Your answer should be every line with the word "Receive", copied from the data below.
• • • • •
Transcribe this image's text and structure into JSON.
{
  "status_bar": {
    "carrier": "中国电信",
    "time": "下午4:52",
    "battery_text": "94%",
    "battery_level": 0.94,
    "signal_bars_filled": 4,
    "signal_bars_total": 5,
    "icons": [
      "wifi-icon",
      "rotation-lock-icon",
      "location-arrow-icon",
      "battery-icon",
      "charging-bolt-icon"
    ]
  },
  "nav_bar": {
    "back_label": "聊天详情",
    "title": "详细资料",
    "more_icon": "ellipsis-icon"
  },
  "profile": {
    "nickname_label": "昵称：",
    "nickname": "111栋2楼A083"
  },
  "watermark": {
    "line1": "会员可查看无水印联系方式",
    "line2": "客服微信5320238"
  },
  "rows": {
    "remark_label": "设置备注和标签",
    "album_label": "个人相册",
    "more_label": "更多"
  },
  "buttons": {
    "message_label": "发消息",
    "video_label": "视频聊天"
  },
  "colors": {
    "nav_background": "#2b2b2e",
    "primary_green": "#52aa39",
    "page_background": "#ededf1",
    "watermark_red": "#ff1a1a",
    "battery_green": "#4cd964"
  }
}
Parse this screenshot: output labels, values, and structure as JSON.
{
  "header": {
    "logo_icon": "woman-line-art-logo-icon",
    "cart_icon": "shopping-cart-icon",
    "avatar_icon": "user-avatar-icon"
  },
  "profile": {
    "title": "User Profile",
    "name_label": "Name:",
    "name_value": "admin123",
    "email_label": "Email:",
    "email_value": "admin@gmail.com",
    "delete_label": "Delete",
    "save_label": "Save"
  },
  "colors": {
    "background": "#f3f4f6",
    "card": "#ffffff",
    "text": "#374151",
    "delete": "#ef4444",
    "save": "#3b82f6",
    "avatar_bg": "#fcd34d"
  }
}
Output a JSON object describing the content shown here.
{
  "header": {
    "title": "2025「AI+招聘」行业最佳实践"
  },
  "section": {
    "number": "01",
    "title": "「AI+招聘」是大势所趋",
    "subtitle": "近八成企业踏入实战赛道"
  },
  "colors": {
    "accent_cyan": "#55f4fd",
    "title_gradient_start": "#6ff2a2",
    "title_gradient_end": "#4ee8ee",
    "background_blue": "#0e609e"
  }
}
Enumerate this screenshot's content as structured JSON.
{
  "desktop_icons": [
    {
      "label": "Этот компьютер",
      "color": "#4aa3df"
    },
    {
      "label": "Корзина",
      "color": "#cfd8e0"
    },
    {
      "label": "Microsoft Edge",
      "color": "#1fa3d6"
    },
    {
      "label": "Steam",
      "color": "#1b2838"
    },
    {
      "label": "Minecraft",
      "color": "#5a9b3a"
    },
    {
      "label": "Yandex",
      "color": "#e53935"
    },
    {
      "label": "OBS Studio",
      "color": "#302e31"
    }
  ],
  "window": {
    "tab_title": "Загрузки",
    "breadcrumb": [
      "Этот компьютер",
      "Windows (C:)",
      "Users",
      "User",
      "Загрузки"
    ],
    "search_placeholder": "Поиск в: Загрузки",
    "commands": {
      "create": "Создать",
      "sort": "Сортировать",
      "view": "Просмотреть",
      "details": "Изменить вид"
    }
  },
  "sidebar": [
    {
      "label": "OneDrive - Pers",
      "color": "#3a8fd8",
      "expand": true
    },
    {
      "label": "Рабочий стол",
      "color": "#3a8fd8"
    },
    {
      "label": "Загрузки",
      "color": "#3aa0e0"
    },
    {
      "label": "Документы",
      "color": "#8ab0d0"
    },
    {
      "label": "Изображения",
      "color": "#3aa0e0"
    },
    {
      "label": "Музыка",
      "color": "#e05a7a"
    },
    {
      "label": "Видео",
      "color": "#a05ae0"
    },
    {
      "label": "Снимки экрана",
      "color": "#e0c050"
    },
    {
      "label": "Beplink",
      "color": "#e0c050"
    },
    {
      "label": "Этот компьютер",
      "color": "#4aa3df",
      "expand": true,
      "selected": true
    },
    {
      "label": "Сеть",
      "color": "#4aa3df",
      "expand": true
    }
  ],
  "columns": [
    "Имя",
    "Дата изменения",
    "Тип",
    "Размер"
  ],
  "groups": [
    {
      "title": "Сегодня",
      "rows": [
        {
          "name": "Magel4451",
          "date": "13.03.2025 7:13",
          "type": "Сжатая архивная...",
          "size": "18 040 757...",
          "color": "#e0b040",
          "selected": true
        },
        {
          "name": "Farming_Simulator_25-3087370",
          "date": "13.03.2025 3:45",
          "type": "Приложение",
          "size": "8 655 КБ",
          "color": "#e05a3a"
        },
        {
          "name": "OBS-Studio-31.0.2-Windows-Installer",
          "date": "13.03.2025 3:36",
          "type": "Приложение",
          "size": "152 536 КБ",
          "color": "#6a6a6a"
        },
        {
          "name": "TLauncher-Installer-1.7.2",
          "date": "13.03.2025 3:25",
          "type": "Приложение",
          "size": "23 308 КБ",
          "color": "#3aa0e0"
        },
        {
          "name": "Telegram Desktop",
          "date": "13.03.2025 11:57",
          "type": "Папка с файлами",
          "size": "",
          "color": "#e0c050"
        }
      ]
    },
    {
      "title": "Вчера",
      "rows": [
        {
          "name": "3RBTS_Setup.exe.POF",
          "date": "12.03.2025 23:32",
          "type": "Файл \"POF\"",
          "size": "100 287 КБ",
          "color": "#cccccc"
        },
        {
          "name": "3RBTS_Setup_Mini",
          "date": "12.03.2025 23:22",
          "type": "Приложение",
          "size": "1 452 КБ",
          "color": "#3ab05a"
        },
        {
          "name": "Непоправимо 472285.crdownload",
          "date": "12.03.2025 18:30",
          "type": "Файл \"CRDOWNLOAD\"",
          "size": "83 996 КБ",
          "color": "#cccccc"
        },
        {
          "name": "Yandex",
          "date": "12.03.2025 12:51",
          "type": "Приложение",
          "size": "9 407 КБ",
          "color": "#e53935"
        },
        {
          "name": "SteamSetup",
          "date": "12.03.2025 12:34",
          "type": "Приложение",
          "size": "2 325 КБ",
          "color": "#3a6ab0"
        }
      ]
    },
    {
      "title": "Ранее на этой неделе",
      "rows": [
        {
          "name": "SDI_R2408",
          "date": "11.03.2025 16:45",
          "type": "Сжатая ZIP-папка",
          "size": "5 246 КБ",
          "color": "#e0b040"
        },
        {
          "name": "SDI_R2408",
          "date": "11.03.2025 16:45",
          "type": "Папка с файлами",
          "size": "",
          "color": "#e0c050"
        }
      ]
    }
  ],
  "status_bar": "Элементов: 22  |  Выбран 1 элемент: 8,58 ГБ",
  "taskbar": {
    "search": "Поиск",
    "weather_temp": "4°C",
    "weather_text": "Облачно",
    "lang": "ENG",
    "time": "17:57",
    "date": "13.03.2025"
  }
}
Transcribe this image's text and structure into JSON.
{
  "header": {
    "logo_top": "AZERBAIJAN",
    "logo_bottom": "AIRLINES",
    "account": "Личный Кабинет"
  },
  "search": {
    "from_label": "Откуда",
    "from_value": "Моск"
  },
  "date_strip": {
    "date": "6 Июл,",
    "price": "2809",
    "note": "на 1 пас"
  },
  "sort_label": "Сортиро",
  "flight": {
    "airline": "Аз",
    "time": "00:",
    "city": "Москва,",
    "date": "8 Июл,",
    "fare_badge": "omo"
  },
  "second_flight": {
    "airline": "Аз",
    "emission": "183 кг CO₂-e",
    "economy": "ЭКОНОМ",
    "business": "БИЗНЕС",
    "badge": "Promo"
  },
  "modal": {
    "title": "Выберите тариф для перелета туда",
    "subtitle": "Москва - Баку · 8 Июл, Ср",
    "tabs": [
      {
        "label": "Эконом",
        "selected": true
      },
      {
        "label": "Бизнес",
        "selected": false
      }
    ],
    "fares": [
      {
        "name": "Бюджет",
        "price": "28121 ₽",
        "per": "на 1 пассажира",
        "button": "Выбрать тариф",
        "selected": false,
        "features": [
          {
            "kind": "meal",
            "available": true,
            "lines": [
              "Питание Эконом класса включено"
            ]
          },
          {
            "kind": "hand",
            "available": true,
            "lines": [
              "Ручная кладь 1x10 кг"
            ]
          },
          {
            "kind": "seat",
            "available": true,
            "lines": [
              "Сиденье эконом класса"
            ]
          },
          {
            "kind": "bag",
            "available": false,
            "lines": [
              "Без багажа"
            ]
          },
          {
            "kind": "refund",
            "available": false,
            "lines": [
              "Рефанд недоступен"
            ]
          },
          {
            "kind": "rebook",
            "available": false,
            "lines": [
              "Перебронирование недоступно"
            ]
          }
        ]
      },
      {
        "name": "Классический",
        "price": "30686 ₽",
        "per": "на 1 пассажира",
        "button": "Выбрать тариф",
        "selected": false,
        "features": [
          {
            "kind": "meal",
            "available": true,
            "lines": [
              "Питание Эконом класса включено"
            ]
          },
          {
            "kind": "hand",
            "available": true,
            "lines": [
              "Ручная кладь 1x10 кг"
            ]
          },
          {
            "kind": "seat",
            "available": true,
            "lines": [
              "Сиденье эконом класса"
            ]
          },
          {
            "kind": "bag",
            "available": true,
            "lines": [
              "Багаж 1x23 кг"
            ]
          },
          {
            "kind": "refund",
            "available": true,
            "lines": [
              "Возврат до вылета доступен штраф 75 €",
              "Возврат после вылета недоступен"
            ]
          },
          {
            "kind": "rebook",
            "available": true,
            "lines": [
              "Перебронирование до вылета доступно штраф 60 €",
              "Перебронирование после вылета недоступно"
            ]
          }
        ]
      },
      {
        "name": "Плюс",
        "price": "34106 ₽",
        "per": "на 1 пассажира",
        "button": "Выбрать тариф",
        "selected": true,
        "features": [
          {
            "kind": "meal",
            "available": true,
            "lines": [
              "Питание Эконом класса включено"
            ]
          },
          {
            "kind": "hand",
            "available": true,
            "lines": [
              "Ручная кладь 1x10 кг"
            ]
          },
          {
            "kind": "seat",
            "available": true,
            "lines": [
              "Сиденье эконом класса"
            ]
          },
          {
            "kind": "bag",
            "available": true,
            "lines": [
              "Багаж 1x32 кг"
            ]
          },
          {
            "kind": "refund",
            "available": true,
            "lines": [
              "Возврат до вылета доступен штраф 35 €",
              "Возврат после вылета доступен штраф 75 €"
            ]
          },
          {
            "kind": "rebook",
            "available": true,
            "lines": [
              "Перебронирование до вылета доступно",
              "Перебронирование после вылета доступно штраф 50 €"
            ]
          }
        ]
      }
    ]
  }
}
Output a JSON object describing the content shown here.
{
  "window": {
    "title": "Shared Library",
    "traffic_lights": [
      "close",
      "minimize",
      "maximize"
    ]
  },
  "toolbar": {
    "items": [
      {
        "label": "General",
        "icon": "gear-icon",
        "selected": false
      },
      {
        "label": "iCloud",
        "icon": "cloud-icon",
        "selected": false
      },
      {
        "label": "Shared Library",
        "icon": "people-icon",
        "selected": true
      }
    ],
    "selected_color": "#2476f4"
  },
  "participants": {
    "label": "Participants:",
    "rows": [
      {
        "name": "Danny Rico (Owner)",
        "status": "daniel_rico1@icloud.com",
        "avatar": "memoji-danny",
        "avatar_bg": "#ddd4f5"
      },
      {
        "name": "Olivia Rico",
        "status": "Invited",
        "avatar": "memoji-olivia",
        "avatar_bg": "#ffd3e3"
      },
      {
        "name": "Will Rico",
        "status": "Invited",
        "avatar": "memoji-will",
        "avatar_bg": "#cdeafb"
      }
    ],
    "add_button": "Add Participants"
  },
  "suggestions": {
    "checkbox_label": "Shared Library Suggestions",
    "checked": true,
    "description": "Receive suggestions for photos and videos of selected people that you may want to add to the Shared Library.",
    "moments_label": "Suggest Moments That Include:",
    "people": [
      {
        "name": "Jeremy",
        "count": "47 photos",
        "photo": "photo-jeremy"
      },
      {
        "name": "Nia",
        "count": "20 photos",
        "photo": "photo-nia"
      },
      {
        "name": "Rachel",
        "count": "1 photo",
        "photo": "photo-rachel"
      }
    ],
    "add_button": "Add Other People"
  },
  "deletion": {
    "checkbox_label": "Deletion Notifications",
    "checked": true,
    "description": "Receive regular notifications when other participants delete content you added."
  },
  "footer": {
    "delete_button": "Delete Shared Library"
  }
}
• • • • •
| The completed task |
    "description": "Receive suggestions for photos and videos of selected people that you may want to add to the Shared Library.",
    "description": "Receive regular notifications when other participants delete content you added."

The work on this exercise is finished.